## Provided records
------------------------------------------------

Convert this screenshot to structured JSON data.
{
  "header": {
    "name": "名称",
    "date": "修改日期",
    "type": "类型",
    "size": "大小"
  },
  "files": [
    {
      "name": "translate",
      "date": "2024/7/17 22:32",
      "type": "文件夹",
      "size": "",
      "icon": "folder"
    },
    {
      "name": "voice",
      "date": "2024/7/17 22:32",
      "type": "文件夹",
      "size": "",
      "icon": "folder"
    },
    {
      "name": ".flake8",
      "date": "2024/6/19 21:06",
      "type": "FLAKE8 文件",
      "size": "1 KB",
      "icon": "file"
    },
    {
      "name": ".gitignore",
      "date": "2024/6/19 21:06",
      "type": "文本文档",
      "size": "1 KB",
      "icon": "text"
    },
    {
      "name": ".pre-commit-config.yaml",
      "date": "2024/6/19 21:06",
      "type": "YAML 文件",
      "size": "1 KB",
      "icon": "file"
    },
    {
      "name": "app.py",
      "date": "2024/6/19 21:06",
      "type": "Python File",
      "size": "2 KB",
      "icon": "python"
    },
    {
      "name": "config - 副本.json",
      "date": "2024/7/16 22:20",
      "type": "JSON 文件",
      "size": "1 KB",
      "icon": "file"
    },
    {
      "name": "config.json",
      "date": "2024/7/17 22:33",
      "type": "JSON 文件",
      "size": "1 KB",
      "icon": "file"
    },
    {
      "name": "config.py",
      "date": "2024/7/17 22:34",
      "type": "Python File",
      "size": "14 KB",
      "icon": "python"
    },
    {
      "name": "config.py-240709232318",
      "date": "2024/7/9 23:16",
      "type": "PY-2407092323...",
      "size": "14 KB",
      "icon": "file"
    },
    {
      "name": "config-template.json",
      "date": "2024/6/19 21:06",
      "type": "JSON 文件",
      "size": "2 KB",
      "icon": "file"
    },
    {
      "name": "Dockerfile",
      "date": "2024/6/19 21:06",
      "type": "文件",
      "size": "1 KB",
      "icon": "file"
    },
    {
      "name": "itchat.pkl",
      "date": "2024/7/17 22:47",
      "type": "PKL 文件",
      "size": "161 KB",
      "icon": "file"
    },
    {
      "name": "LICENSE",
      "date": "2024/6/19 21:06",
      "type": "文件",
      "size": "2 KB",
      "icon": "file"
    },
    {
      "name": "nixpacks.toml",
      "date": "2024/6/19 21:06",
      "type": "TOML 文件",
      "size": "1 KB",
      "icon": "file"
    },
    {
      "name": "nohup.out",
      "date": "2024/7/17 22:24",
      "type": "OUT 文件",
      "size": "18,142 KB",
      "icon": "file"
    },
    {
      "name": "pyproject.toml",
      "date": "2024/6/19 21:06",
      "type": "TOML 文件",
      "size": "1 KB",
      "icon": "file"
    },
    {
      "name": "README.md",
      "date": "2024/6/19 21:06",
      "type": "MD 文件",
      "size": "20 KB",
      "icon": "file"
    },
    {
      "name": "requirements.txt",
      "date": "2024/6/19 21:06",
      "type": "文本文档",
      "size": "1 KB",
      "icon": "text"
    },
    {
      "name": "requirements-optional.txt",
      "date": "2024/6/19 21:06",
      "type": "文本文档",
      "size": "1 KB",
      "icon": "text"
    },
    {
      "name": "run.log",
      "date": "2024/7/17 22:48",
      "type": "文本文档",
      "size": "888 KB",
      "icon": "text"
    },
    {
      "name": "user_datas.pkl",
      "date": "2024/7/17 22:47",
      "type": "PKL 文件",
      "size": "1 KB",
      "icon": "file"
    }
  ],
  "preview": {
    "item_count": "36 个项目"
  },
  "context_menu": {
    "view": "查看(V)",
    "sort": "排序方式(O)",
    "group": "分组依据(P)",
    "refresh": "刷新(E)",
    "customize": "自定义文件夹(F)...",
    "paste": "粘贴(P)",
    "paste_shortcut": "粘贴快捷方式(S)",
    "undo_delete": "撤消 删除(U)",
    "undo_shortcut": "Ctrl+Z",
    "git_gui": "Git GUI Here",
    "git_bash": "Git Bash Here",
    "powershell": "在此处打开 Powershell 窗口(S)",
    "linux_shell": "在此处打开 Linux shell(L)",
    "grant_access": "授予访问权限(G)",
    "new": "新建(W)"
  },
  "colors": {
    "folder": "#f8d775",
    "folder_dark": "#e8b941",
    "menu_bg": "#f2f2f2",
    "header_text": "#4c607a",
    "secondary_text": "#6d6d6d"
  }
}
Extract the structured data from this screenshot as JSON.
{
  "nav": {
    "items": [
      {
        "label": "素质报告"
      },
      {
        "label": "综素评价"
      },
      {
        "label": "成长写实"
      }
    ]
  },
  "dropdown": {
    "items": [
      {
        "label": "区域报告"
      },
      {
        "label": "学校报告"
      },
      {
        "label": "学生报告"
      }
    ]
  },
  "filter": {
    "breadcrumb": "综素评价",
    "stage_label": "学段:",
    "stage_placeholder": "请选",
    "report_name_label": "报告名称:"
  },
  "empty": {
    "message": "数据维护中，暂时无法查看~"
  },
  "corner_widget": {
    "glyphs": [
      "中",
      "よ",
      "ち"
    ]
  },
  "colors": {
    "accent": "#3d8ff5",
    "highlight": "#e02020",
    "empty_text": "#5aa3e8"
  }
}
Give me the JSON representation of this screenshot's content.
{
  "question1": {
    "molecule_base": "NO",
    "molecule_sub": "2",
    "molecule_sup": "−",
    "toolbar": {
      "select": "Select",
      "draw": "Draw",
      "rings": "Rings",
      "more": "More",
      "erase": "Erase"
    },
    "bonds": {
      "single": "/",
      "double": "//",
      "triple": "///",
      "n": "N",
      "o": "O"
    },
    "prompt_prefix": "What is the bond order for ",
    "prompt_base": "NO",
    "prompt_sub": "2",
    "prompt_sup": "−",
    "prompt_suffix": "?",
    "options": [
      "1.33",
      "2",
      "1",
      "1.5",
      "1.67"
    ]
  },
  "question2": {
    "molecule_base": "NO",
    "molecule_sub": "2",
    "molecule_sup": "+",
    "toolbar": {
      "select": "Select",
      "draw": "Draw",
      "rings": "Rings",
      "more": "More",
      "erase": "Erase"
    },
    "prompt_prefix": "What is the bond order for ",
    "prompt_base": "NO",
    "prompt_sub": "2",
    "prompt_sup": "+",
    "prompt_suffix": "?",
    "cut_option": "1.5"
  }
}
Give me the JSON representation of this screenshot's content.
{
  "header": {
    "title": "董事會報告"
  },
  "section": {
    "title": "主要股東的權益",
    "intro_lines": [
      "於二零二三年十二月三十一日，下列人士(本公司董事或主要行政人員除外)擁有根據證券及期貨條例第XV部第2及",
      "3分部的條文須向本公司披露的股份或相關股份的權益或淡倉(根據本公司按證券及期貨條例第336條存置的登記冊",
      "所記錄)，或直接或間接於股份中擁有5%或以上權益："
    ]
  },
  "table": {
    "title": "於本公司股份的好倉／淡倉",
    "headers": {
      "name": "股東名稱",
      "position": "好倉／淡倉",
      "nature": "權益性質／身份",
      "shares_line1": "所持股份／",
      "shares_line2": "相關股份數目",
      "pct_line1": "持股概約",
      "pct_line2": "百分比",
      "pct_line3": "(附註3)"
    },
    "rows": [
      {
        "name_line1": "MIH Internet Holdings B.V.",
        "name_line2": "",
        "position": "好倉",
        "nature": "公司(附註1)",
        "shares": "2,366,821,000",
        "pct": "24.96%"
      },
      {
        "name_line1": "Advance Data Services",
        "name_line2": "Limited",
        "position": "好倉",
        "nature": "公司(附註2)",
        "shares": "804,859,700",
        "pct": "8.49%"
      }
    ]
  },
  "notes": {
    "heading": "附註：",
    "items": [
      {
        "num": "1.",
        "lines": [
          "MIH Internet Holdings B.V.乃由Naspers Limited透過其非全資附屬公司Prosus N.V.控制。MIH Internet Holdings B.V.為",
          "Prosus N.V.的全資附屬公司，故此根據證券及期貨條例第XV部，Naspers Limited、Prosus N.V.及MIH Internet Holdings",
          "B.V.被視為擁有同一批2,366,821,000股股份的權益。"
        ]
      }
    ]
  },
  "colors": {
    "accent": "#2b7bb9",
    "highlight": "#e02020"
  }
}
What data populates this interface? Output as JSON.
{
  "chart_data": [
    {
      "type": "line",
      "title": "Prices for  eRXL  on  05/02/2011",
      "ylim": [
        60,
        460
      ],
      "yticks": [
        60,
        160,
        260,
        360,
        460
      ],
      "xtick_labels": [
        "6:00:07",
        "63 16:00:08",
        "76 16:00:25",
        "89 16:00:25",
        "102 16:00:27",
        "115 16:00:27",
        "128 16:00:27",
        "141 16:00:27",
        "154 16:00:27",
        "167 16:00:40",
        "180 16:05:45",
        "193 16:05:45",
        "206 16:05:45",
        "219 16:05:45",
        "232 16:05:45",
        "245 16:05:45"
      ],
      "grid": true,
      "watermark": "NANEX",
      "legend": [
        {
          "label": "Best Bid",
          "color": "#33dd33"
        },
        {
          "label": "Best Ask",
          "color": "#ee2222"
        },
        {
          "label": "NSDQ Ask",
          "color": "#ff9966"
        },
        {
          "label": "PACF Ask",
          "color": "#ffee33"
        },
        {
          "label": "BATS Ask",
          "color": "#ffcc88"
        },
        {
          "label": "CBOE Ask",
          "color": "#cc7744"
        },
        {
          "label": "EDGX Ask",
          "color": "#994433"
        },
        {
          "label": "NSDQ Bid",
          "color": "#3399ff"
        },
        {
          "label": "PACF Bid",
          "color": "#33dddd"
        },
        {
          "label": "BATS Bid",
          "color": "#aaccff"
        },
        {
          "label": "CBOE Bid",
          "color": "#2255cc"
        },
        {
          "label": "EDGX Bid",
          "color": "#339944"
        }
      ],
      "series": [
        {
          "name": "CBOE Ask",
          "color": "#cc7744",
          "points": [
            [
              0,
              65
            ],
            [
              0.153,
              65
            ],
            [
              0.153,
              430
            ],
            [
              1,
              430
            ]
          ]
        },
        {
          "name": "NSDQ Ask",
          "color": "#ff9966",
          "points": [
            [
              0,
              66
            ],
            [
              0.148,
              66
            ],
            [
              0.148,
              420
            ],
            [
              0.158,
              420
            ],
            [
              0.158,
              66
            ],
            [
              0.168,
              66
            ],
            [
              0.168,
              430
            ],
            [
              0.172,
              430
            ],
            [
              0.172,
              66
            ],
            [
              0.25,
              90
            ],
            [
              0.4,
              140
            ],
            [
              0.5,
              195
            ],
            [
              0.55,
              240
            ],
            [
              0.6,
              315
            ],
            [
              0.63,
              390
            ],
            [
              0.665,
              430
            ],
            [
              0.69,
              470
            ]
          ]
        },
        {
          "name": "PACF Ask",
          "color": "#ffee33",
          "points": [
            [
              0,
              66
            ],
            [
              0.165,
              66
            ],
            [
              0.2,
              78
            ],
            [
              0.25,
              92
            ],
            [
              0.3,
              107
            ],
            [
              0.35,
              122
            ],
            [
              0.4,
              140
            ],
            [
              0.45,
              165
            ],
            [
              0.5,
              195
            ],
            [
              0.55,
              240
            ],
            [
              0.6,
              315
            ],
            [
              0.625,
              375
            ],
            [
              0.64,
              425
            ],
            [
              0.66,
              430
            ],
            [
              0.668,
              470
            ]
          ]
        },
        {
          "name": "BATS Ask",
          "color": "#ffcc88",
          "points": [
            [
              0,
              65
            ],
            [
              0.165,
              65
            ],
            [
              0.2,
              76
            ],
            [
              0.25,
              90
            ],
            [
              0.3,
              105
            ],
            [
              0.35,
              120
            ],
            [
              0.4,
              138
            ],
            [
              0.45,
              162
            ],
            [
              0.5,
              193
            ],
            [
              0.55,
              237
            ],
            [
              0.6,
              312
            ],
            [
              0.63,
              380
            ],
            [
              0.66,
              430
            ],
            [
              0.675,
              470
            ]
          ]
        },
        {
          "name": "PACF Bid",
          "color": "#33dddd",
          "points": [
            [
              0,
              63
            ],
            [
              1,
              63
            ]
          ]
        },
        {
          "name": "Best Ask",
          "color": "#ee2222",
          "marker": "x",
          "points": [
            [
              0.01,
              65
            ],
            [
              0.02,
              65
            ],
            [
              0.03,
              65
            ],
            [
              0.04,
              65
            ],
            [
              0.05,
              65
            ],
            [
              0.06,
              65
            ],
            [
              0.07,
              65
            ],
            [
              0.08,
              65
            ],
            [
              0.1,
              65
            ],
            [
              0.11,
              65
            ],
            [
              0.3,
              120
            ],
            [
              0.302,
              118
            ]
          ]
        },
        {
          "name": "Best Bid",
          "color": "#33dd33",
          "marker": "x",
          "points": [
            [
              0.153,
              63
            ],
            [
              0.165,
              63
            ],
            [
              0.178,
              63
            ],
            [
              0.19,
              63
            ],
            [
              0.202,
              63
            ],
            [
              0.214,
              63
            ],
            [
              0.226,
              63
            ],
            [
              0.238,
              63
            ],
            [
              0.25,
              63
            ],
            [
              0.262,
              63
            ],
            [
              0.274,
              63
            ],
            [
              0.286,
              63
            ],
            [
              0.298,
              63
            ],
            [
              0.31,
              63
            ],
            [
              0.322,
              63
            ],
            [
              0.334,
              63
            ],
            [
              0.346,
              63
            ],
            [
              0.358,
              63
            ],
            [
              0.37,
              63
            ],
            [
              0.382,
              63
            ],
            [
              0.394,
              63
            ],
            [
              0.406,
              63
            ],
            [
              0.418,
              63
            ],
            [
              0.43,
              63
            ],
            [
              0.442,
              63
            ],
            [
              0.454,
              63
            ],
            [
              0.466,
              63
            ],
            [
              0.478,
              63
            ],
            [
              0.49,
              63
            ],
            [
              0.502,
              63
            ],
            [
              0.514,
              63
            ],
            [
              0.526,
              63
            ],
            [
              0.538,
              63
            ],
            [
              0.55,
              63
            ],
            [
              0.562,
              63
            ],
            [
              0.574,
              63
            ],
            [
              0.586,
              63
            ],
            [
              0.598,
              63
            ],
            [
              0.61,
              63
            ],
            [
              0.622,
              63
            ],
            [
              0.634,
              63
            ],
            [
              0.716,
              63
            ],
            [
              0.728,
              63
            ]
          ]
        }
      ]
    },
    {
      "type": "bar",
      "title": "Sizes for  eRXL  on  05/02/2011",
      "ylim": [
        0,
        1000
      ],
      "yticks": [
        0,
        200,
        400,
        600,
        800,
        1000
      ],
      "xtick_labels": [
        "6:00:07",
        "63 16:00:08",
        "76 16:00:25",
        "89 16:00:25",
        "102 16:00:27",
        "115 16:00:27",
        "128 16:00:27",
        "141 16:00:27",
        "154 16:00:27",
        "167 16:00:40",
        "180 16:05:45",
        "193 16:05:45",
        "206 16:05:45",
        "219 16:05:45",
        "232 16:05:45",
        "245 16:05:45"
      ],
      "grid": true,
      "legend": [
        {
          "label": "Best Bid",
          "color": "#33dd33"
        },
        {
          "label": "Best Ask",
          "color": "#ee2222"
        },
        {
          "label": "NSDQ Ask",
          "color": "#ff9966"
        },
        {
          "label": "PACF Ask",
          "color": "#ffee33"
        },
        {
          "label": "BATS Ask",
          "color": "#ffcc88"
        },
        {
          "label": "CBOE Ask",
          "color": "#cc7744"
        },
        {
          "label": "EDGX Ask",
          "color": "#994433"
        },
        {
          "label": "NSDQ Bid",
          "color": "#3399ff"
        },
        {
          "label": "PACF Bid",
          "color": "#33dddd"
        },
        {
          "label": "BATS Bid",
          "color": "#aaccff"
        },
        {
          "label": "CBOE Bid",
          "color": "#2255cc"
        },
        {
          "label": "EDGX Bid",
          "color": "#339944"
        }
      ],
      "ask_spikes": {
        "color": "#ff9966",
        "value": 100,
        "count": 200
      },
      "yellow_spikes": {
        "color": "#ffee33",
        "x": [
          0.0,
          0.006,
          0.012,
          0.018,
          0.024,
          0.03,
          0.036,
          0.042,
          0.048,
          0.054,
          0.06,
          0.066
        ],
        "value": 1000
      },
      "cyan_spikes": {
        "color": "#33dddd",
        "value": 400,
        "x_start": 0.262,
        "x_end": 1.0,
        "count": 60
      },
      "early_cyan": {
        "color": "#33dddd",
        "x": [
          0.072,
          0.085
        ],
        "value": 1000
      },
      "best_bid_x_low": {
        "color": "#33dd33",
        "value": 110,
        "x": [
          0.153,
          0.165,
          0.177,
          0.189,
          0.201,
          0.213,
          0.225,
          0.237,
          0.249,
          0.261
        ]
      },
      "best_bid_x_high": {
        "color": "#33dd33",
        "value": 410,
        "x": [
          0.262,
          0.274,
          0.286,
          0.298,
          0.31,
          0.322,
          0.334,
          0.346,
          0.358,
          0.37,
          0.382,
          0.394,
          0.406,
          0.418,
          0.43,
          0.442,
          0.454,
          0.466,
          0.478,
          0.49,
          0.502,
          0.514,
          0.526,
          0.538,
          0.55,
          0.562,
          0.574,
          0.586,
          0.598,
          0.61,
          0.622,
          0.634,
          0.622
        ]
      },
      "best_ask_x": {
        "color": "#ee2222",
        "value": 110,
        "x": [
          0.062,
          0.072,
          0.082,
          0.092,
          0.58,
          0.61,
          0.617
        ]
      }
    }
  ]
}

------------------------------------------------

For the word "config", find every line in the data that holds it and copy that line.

      "name": ".pre-commit-config.yaml",
      "name": "config - 副本.json",
      "name": "config.json",
      "name": "config.py",
      "name": "config.py-240709232318",
      "name": "config-template.json",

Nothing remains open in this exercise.